My daily conflict comes in how to find the time to focus on something other than parenting or managing our family. In the midst of kids activities, never-ending childhood illnesses, Patrick’s recovery, DIY house renovations, financial budgeting, health insurance fiascos, school responsibilities, and every other planning/list making/cleaning/comforting responsibility, I must write. It’s not something I can put off now, or avoid because I feel insecure or self-conscious about prioritizing my hobby over my family. I called my dear friend after the con and said “I have to do this now. I WANT this. I want to write. For me. It’s time I started thinking about how amazingly good it feels to write, and not thinking about how stressful my life is going to be because I’m writing.”

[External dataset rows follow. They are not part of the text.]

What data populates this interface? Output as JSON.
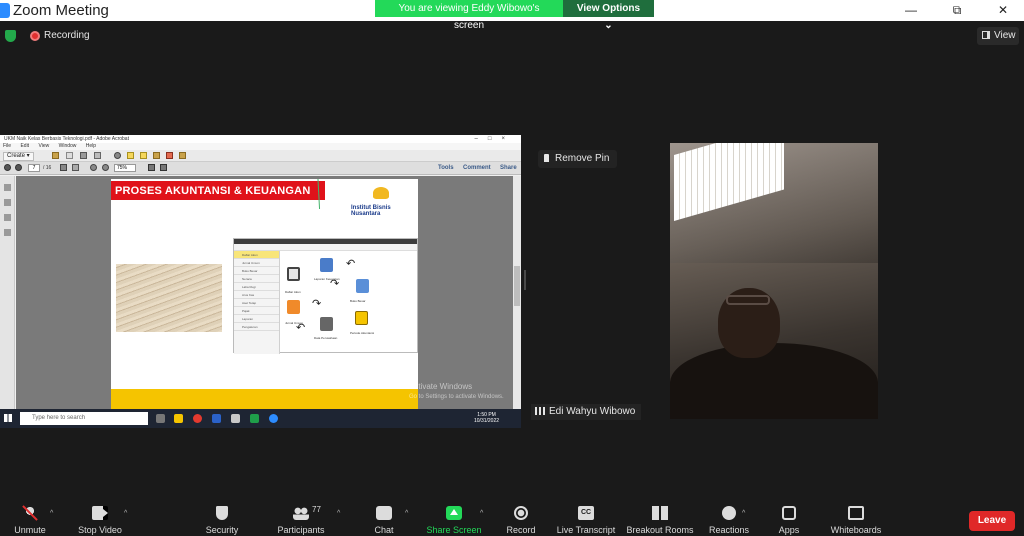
{
  "window": {
    "title": "Zoom Meeting",
    "share_banner": "You are viewing Eddy Wibowo's screen",
    "view_options": "View Options ⌄",
    "controls": [
      "—",
      "⧉",
      "✕"
    ]
  },
  "meeting": {
    "recording_label": "Recording",
    "view_label": "View",
    "remove_pin_label": "Remove Pin"
  },
  "shared_screen": {
    "acrobat_title": "UKM Naik Kelas Berbasis Teknologi.pdf - Adobe Acrobat",
    "menu": [
      "File",
      "Edit",
      "View",
      "Window",
      "Help"
    ],
    "create_label": "Create ▾",
    "page_number": "7",
    "page_count": "/ 16",
    "zoom": "75%",
    "right_tabs": [
      "Tools",
      "Comment",
      "Share"
    ],
    "slide": {
      "title": "PROSES AKUNTANSI & KEUANGAN",
      "institution": "Institut Bisnis Nusantara",
      "nav_items": [
        "Daftar Akun",
        "Jurnal Umum",
        "Buku Besar",
        "Neraca",
        "Laba Rugi",
        "Arus Kas",
        "Aset Tetap",
        "Pajak",
        "Laporan",
        "Pengaturan"
      ],
      "flow_labels": [
        "Daftar Akun",
        "Laporan Keuangan",
        "Buku Besar",
        "Jurnal Umum",
        "Data Perusahaan",
        "Periode Akuntansi"
      ]
    },
    "activate_windows": "Activate Windows",
    "activate_hint": "Go to Settings to activate Windows.",
    "taskbar_search": "Type here to search",
    "clock_time": "1:50 PM",
    "clock_date": "10/31/2022"
  },
  "participant": {
    "name": "Edi Wahyu Wibowo"
  },
  "toolbar": {
    "unmute": "Unmute",
    "stop_video": "Stop Video",
    "security": "Security",
    "participants": "Participants",
    "participants_count": "77",
    "chat": "Chat",
    "share_screen": "Share Screen",
    "record": "Record",
    "live_transcript": "Live Transcript",
    "breakout_rooms": "Breakout Rooms",
    "reactions": "Reactions",
    "apps": "Apps",
    "whiteboards": "Whiteboards",
    "leave": "Leave"
  },
  "colors": {
    "share_green": "#23d959",
    "leave_red": "#e02828",
    "slide_red": "#e0121a",
    "slide_yellow": "#f5c400"
  }
}
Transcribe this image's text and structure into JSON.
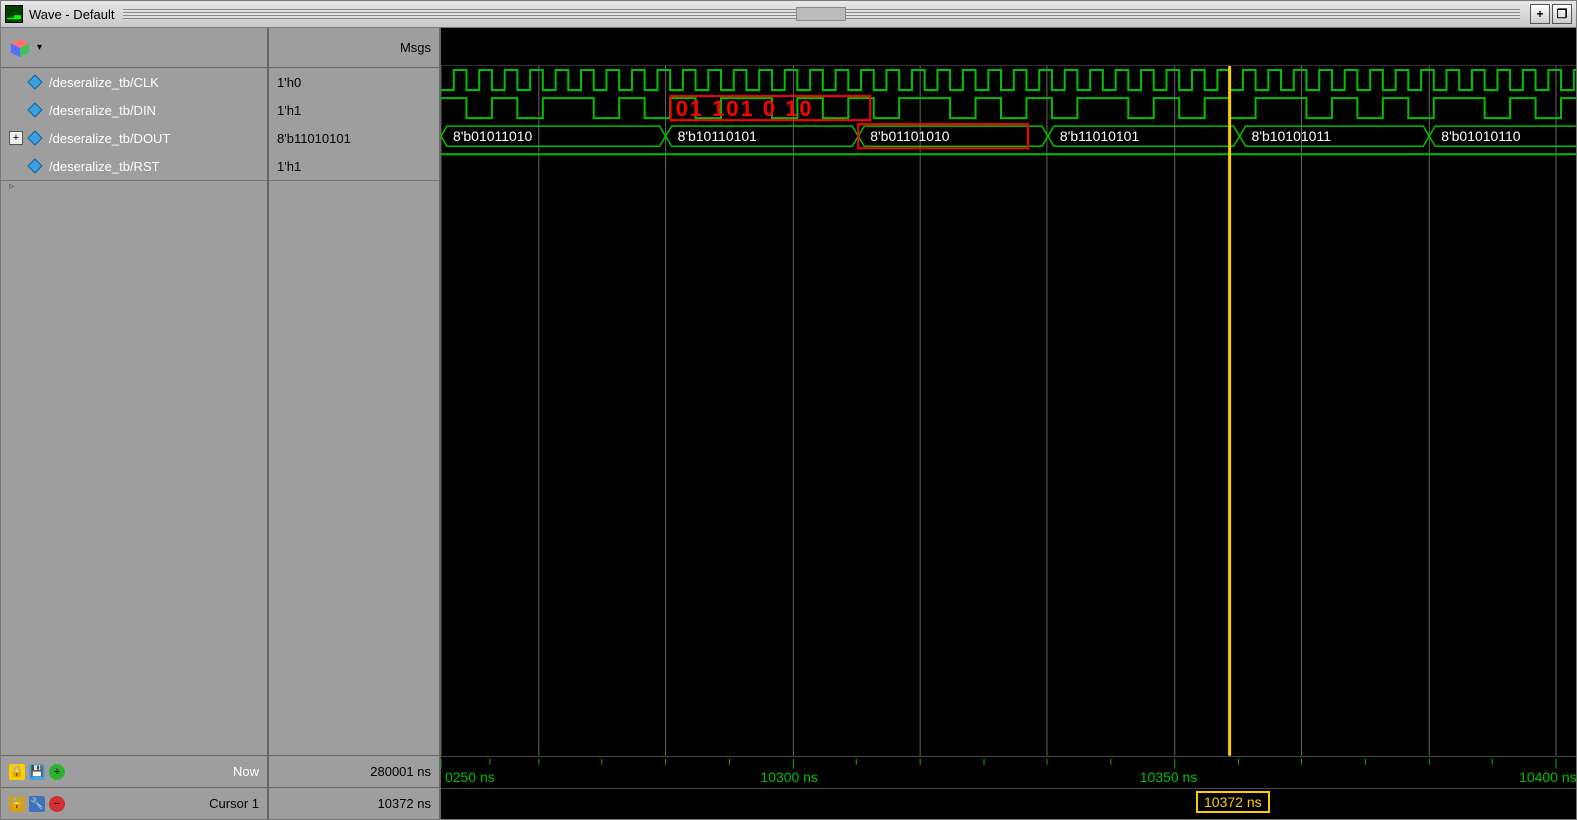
{
  "window": {
    "title": "Wave - Default"
  },
  "header": {
    "msgs_label": "Msgs"
  },
  "signals": [
    {
      "name": "/deseralize_tb/CLK",
      "value": "1'h0",
      "expandable": false
    },
    {
      "name": "/deseralize_tb/DIN",
      "value": "1'h1",
      "expandable": false
    },
    {
      "name": "/deseralize_tb/DOUT",
      "value": "8'b11010101",
      "expandable": true
    },
    {
      "name": "/deseralize_tb/RST",
      "value": "1'h1",
      "expandable": false
    }
  ],
  "bus_values": [
    "8'b01011010",
    "8'b10110101",
    "8'b01101010",
    "8'b11010101",
    "8'b10101011",
    "8'b01010110"
  ],
  "annotation": {
    "overlay_bits": "01 101 0 10"
  },
  "footer": {
    "now_label": "Now",
    "now_value": "280001 ns",
    "cursor_label": "Cursor 1",
    "cursor_value": "10372 ns"
  },
  "ruler": {
    "ticks": [
      "0250 ns",
      "10300 ns",
      "10350 ns",
      "10400 ns"
    ],
    "cursor_tag": "10372 ns"
  },
  "titlebar_buttons": {
    "plus": "+",
    "max": "❐"
  }
}
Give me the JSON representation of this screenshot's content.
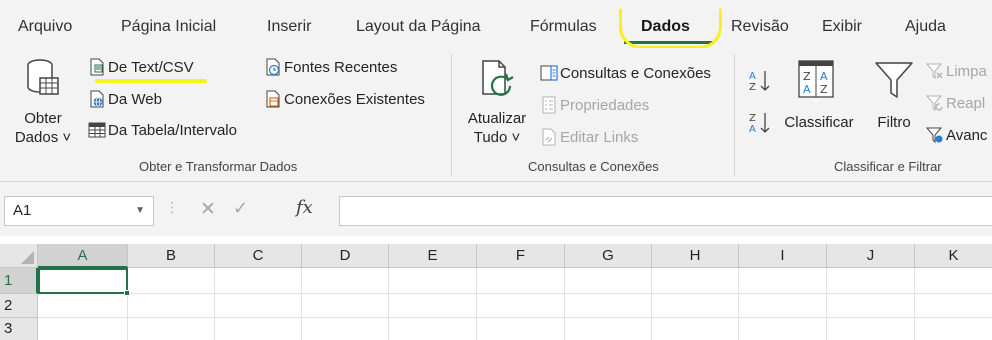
{
  "tabs": [
    "Arquivo",
    "Página Inicial",
    "Inserir",
    "Layout da Página",
    "Fórmulas",
    "Dados",
    "Revisão",
    "Exibir",
    "Ajuda"
  ],
  "active_tab": "Dados",
  "ribbon": {
    "get_data": {
      "obter_line1": "Obter",
      "obter_line2": "Dados ˅",
      "from_text": "De Text/CSV",
      "from_web": "Da Web",
      "from_table": "Da Tabela/Intervalo",
      "recent_sources": "Fontes Recentes",
      "existing_connections": "Conexões Existentes",
      "group_label": "Obter e Transformar Dados"
    },
    "queries": {
      "refresh_line1": "Atualizar",
      "refresh_line2": "Tudo ˅",
      "queries_connections": "Consultas e Conexões",
      "properties": "Propriedades",
      "edit_links": "Editar Links",
      "group_label": "Consultas e Conexões"
    },
    "sort_filter": {
      "sort": "Classificar",
      "filter": "Filtro",
      "clear": "Limpa",
      "reapply": "Reapl",
      "advanced": "Avanc",
      "group_label": "Classificar e Filtrar"
    }
  },
  "formula_bar": {
    "name_box": "A1",
    "fx": "fx",
    "value": ""
  },
  "grid": {
    "columns": [
      "A",
      "B",
      "C",
      "D",
      "E",
      "F",
      "G",
      "H",
      "I",
      "J",
      "K"
    ],
    "rows": [
      "1",
      "2",
      "3"
    ],
    "active_cell": "A1"
  },
  "colors": {
    "excel_green": "#217346",
    "highlight_yellow": "#f5f21d"
  }
}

Monday was a school holiday for my boys. I found myself in a mental limbo for most of the morning, wrapped up in replaying the weekend piece by piece, codifying and processing so much of what I’d learned. I mustered my scant energy mid-day and peeled the kiddos from the TV and meandered our way around town, picking out Halloween pumpkins, going to swim lessons, and stopping by the library. As we shoveled our massive bag of almost overdue books into the return slots, a nice man approached with a resigned look on his face. “Is it closed today?” he asked. I nodded, apologetic, “It is.” He sighed, “As was the post office.” He stood on the sidewalk, taking a moment, watching my kids climb over the sculpture of books beside the parking lot. “I believe most public and government spaces are closed today, unfortunately. Thus, the children,” I gestured wearily to the kiddos. He nodded kindly and turned to leave, but looked back at me. “That would be an excellent book title. Thus, the children.”
You read my mind, sir.